**Supplied data:**
......

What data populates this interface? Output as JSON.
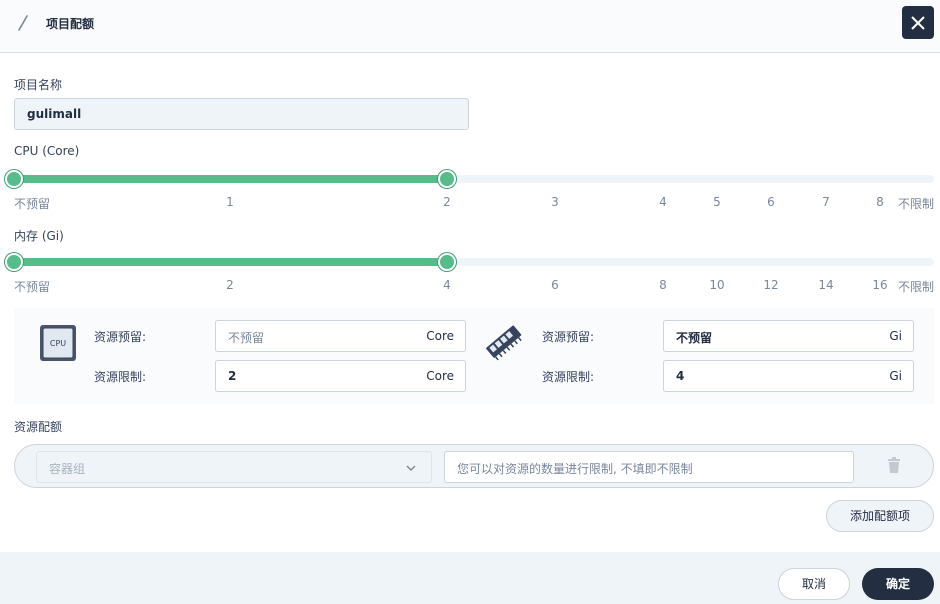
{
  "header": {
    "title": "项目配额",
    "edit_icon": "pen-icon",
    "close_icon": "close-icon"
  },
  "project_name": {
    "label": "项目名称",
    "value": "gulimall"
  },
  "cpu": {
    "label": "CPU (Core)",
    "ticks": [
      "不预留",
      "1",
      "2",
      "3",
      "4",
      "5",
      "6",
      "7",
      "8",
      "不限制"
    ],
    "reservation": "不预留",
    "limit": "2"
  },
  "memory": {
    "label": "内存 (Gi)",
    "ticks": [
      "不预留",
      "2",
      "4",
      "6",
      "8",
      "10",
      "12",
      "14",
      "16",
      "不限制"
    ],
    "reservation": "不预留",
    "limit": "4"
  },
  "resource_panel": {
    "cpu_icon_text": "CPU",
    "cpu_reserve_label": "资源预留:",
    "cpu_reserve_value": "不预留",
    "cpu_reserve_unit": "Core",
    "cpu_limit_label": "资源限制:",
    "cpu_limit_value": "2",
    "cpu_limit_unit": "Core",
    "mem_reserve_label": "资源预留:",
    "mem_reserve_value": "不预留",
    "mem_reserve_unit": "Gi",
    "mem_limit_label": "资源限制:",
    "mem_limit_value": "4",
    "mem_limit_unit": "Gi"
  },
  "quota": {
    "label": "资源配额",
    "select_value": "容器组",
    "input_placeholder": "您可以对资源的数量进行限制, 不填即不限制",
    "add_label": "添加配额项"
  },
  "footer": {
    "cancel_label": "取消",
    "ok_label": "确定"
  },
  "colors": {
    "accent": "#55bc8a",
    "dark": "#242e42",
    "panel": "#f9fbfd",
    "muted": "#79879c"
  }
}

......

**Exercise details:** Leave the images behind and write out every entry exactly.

**Reply to the exercise:**
What data populates this interface? Output as JSON.
{
  "header": {
    "title": "项目配额",
    "edit_icon": "pen-icon",
    "close_icon": "close-icon"
  },
  "project_name": {
    "label": "项目名称",
    "value": "gulimall"
  },
  "cpu": {
    "label": "CPU (Core)",
    "ticks": [
      "不预留",
      "1",
      "2",
      "3",
      "4",
      "5",
      "6",
      "7",
      "8",
      "不限制"
    ],
    "reservation": "不预留",
    "limit": "2"
  },
  "memory": {
    "label": "内存 (Gi)",
    "ticks": [
      "不预留",
      "2",
      "4",
      "6",
      "8",
      "10",
      "12",
      "14",
      "16",
      "不限制"
    ],
    "reservation": "不预留",
    "limit": "4"
  },
  "resource_panel": {
    "cpu_icon_text": "CPU",
    "cpu_reserve_label": "资源预留:",
    "cpu_reserve_value": "不预留",
    "cpu_reserve_unit": "Core",
    "cpu_limit_label": "资源限制:",
    "cpu_limit_value": "2",
    "cpu_limit_unit": "Core",
    "mem_reserve_label": "资源预留:",
    "mem_reserve_value": "不预留",
    "mem_reserve_unit": "Gi",
    "mem_limit_label": "资源限制:",
    "mem_limit_value": "4",
    "mem_limit_unit": "Gi"
  },
  "quota": {
    "label": "资源配额",
    "select_value": "容器组",
    "input_placeholder": "您可以对资源的数量进行限制, 不填即不限制",
    "add_label": "添加配额项"
  },
  "footer": {
    "cancel_label": "取消",
    "ok_label": "确定"
  },
  "colors": {
    "accent": "#55bc8a",
    "dark": "#242e42",
    "panel": "#f9fbfd",
    "muted": "#79879c"
  }
}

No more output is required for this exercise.